======== INPUT DATA

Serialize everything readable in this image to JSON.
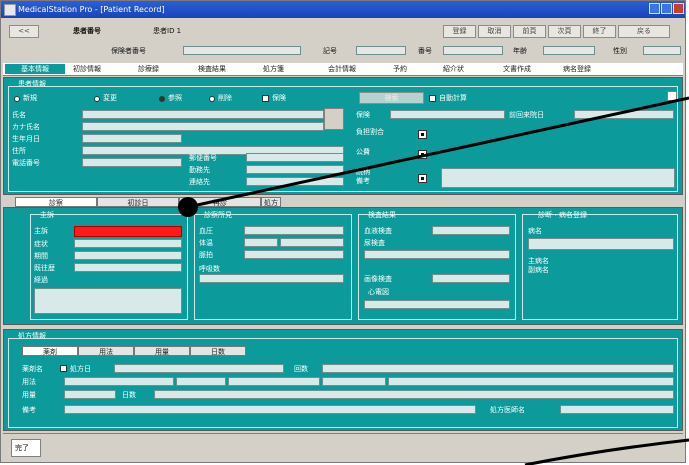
{
  "window": {
    "title": "MedicalStation Pro - [Patient Record]"
  },
  "colors": {
    "panel": "#0c9a9a",
    "titlebar": "#1a44b8",
    "highlight_field": "#ff1a1a",
    "annotation_line": "#000000"
  },
  "toolbar": {
    "back_label": "<<",
    "patient_label": "患者番号",
    "patient_value": "患者ID 1",
    "buttons": [
      "登録",
      "取消",
      "前頁",
      "次頁",
      "終了",
      "戻る"
    ]
  },
  "info_row": {
    "label_1": "保険者番号",
    "label_2": "記号",
    "label_3": "番号",
    "label_4": "年齢",
    "label_5": "性別"
  },
  "tabs": [
    "基本情報",
    "初診情報",
    "診療録",
    "検査結果",
    "処方箋",
    "会計情報",
    "予約",
    "紹介状",
    "文書作成",
    "病名登録"
  ],
  "top_panel": {
    "group_label": "患者情報",
    "radio_labels": [
      "新規",
      "変更",
      "参照",
      "削除"
    ],
    "check_label": "保険",
    "search_button": "検索",
    "right_check_label": "自動計算",
    "fields_left": [
      "氏名",
      "カナ氏名",
      "生年月日",
      "住所",
      "電話番号"
    ],
    "fields_mid": [
      "郵便番号",
      "勤務先",
      "連絡先"
    ],
    "fields_right": [
      "保険",
      "負担割合",
      "公費",
      "続柄",
      "備考"
    ],
    "far_right_label": "前回来院日"
  },
  "sub_tabs": [
    "診察",
    "初診日",
    "再診",
    "処方"
  ],
  "group_a": {
    "title": "主訴",
    "fields": [
      "主訴",
      "症状",
      "期間",
      "既往歴",
      "経過"
    ]
  },
  "group_b": {
    "title": "診察所見",
    "fields": [
      "血圧",
      "体温",
      "脈拍",
      "呼吸数"
    ]
  },
  "group_c": {
    "title": "検査結果",
    "fields": [
      "血液検査",
      "尿検査",
      "画像検査",
      "心電図"
    ]
  },
  "group_d": {
    "title": "診断・病名登録",
    "labels": [
      "病名",
      "主病名",
      "副病名"
    ]
  },
  "bottom_panel": {
    "group_label": "処方情報",
    "tabs": [
      "薬剤",
      "用法",
      "用量",
      "日数"
    ],
    "row_labels": [
      "薬剤名",
      "用法",
      "用量",
      "日数",
      "備考"
    ],
    "inline_labels": [
      "処方日",
      "回数",
      "備考",
      "処方医師名"
    ]
  },
  "status_bar": {
    "text": "完了"
  }
}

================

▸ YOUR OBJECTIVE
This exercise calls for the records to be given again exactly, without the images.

▸ EXERCISE SOLUTION
Serialize everything readable in this image to JSON.
{
  "window": {
    "title": "MedicalStation Pro - [Patient Record]"
  },
  "colors": {
    "panel": "#0c9a9a",
    "titlebar": "#1a44b8",
    "highlight_field": "#ff1a1a",
    "annotation_line": "#000000"
  },
  "toolbar": {
    "back_label": "<<",
    "patient_label": "患者番号",
    "patient_value": "患者ID 1",
    "buttons": [
      "登録",
      "取消",
      "前頁",
      "次頁",
      "終了",
      "戻る"
    ]
  },
  "info_row": {
    "label_1": "保険者番号",
    "label_2": "記号",
    "label_3": "番号",
    "label_4": "年齢",
    "label_5": "性別"
  },
  "tabs": [
    "基本情報",
    "初診情報",
    "診療録",
    "検査結果",
    "処方箋",
    "会計情報",
    "予約",
    "紹介状",
    "文書作成",
    "病名登録"
  ],
  "top_panel": {
    "group_label": "患者情報",
    "radio_labels": [
      "新規",
      "変更",
      "参照",
      "削除"
    ],
    "check_label": "保険",
    "search_button": "検索",
    "right_check_label": "自動計算",
    "fields_left": [
      "氏名",
      "カナ氏名",
      "生年月日",
      "住所",
      "電話番号"
    ],
    "fields_mid": [
      "郵便番号",
      "勤務先",
      "連絡先"
    ],
    "fields_right": [
      "保険",
      "負担割合",
      "公費",
      "続柄",
      "備考"
    ],
    "far_right_label": "前回来院日"
  },
  "sub_tabs": [
    "診察",
    "初診日",
    "再診",
    "処方"
  ],
  "group_a": {
    "title": "主訴",
    "fields": [
      "主訴",
      "症状",
      "期間",
      "既往歴",
      "経過"
    ]
  },
  "group_b": {
    "title": "診察所見",
    "fields": [
      "血圧",
      "体温",
      "脈拍",
      "呼吸数"
    ]
  },
  "group_c": {
    "title": "検査結果",
    "fields": [
      "血液検査",
      "尿検査",
      "画像検査",
      "心電図"
    ]
  },
  "group_d": {
    "title": "診断・病名登録",
    "labels": [
      "病名",
      "主病名",
      "副病名"
    ]
  },
  "bottom_panel": {
    "group_label": "処方情報",
    "tabs": [
      "薬剤",
      "用法",
      "用量",
      "日数"
    ],
    "row_labels": [
      "薬剤名",
      "用法",
      "用量",
      "日数",
      "備考"
    ],
    "inline_labels": [
      "処方日",
      "回数",
      "備考",
      "処方医師名"
    ]
  },
  "status_bar": {
    "text": "完了"
  }
}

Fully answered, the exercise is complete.